»»

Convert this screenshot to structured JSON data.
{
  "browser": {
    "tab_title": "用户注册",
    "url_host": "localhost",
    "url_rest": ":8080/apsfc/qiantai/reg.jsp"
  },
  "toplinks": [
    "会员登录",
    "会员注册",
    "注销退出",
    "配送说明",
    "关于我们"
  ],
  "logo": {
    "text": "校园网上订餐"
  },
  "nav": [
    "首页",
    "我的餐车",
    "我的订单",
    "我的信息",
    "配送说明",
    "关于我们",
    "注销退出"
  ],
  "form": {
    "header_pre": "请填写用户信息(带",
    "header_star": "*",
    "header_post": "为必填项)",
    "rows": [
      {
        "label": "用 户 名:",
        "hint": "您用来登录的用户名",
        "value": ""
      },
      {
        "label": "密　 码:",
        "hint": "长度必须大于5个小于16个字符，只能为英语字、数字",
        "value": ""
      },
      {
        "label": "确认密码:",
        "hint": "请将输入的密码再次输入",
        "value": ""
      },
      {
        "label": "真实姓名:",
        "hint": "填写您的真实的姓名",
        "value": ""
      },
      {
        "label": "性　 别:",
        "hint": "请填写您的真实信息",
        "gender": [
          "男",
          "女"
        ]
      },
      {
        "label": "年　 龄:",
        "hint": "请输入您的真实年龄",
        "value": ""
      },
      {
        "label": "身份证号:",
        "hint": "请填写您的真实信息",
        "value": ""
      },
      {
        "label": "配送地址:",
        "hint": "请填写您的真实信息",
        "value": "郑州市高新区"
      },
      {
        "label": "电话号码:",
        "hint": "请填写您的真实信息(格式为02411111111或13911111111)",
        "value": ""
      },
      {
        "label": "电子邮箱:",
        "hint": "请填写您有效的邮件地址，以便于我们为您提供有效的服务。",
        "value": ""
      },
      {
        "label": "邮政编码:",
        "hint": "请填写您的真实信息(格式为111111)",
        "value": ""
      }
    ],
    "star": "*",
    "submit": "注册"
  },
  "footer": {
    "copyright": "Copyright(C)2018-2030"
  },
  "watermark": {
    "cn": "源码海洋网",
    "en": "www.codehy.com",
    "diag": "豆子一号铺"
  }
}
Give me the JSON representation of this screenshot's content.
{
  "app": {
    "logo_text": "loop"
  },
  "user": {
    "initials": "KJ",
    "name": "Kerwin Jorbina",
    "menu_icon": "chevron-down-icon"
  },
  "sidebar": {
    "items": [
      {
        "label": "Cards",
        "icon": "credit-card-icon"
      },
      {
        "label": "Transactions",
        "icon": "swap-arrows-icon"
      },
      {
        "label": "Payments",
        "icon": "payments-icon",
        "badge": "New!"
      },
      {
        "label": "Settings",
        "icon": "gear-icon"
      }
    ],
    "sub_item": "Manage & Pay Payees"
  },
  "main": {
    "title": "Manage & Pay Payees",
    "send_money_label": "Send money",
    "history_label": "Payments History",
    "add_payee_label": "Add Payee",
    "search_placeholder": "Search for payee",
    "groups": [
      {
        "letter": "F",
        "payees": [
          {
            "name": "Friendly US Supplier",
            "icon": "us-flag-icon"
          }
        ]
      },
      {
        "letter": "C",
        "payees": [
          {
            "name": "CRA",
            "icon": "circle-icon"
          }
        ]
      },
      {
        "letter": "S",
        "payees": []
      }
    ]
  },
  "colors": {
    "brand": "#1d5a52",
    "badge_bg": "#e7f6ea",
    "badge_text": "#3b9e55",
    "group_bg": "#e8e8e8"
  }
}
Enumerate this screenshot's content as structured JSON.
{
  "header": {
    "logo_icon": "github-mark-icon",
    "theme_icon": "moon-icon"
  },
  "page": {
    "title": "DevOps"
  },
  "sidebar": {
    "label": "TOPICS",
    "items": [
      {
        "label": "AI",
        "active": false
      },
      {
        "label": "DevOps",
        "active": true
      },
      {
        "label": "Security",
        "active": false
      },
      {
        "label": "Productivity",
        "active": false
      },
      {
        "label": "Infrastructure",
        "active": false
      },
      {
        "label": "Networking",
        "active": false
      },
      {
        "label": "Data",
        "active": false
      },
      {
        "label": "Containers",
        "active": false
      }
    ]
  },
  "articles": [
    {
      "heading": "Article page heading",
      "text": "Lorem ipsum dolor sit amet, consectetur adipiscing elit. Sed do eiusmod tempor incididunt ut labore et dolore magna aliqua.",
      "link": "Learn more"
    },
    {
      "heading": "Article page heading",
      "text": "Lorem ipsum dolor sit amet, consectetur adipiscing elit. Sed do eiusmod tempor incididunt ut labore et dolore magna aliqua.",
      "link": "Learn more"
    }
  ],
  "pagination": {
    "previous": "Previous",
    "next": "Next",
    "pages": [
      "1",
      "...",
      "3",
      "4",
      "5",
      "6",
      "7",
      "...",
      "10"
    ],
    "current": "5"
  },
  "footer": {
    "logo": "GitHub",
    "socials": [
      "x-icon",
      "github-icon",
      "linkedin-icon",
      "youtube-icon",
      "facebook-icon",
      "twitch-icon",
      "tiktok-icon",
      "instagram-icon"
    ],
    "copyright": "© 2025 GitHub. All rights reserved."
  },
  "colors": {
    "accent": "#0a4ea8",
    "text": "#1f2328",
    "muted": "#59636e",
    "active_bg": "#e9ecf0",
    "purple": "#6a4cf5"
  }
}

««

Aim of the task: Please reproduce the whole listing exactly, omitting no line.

Exercise output:
Convert this screenshot to structured JSON data.
{
  "browser": {
    "tab_title": "用户注册",
    "url_host": "localhost",
    "url_rest": ":8080/apsfc/qiantai/reg.jsp"
  },
  "toplinks": [
    "会员登录",
    "会员注册",
    "注销退出",
    "配送说明",
    "关于我们"
  ],
  "logo": {
    "text": "校园网上订餐"
  },
  "nav": [
    "首页",
    "我的餐车",
    "我的订单",
    "我的信息",
    "配送说明",
    "关于我们",
    "注销退出"
  ],
  "form": {
    "header_pre": "请填写用户信息(带",
    "header_star": "*",
    "header_post": "为必填项)",
    "rows": [
      {
        "label": "用 户 名:",
        "hint": "您用来登录的用户名",
        "value": ""
      },
      {
        "label": "密　 码:",
        "hint": "长度必须大于5个小于16个字符，只能为英语字、数字",
        "value": ""
      },
      {
        "label": "确认密码:",
        "hint": "请将输入的密码再次输入",
        "value": ""
      },
      {
        "label": "真实姓名:",
        "hint": "填写您的真实的姓名",
        "value": ""
      },
      {
        "label": "性　 别:",
        "hint": "请填写您的真实信息",
        "gender": [
          "男",
          "女"
        ]
      },
      {
        "label": "年　 龄:",
        "hint": "请输入您的真实年龄",
        "value": ""
      },
      {
        "label": "身份证号:",
        "hint": "请填写您的真实信息",
        "value": ""
      },
      {
        "label": "配送地址:",
        "hint": "请填写您的真实信息",
        "value": "郑州市高新区"
      },
      {
        "label": "电话号码:",
        "hint": "请填写您的真实信息(格式为02411111111或13911111111)",
        "value": ""
      },
      {
        "label": "电子邮箱:",
        "hint": "请填写您有效的邮件地址，以便于我们为您提供有效的服务。",
        "value": ""
      },
      {
        "label": "邮政编码:",
        "hint": "请填写您的真实信息(格式为111111)",
        "value": ""
      }
    ],
    "star": "*",
    "submit": "注册"
  },
  "footer": {
    "copyright": "Copyright(C)2018-2030"
  },
  "watermark": {
    "cn": "源码海洋网",
    "en": "www.codehy.com",
    "diag": "豆子一号铺"
  }
}
Give me the JSON representation of this screenshot's content.
{
  "app": {
    "logo_text": "loop"
  },
  "user": {
    "initials": "KJ",
    "name": "Kerwin Jorbina",
    "menu_icon": "chevron-down-icon"
  },
  "sidebar": {
    "items": [
      {
        "label": "Cards",
        "icon": "credit-card-icon"
      },
      {
        "label": "Transactions",
        "icon": "swap-arrows-icon"
      },
      {
        "label": "Payments",
        "icon": "payments-icon",
        "badge": "New!"
      },
      {
        "label": "Settings",
        "icon": "gear-icon"
      }
    ],
    "sub_item": "Manage & Pay Payees"
  },
  "main": {
    "title": "Manage & Pay Payees",
    "send_money_label": "Send money",
    "history_label": "Payments History",
    "add_payee_label": "Add Payee",
    "search_placeholder": "Search for payee",
    "groups": [
      {
        "letter": "F",
        "payees": [
          {
            "name": "Friendly US Supplier",
            "icon": "us-flag-icon"
          }
        ]
      },
      {
        "letter": "C",
        "payees": [
          {
            "name": "CRA",
            "icon": "circle-icon"
          }
        ]
      },
      {
        "letter": "S",
        "payees": []
      }
    ]
  },
  "colors": {
    "brand": "#1d5a52",
    "badge_bg": "#e7f6ea",
    "badge_text": "#3b9e55",
    "group_bg": "#e8e8e8"
  }
}
Enumerate this screenshot's content as structured JSON.
{
  "header": {
    "logo_icon": "github-mark-icon",
    "theme_icon": "moon-icon"
  },
  "page": {
    "title": "DevOps"
  },
  "sidebar": {
    "label": "TOPICS",
    "items": [
      {
        "label": "AI",
        "active": false
      },
      {
        "label": "DevOps",
        "active": true
      },
      {
        "label": "Security",
        "active": false
      },
      {
        "label": "Productivity",
        "active": false
      },
      {
        "label": "Infrastructure",
        "active": false
      },
      {
        "label": "Networking",
        "active": false
      },
      {
        "label": "Data",
        "active": false
      },
      {
        "label": "Containers",
        "active": false
      }
    ]
  },
  "articles": [
    {
      "heading": "Article page heading",
      "text": "Lorem ipsum dolor sit amet, consectetur adipiscing elit. Sed do eiusmod tempor incididunt ut labore et dolore magna aliqua.",
      "link": "Learn more"
    },
    {
      "heading": "Article page heading",
      "text": "Lorem ipsum dolor sit amet, consectetur adipiscing elit. Sed do eiusmod tempor incididunt ut labore et dolore magna aliqua.",
      "link": "Learn more"
    }
  ],
  "pagination": {
    "previous": "Previous",
    "next": "Next",
    "pages": [
      "1",
      "...",
      "3",
      "4",
      "5",
      "6",
      "7",
      "...",
      "10"
    ],
    "current": "5"
  },
  "footer": {
    "logo": "GitHub",
    "socials": [
      "x-icon",
      "github-icon",
      "linkedin-icon",
      "youtube-icon",
      "facebook-icon",
      "twitch-icon",
      "tiktok-icon",
      "instagram-icon"
    ],
    "copyright": "© 2025 GitHub. All rights reserved."
  },
  "colors": {
    "accent": "#0a4ea8",
    "text": "#1f2328",
    "muted": "#59636e",
    "active_bg": "#e9ecf0",
    "purple": "#6a4cf5"
  }
}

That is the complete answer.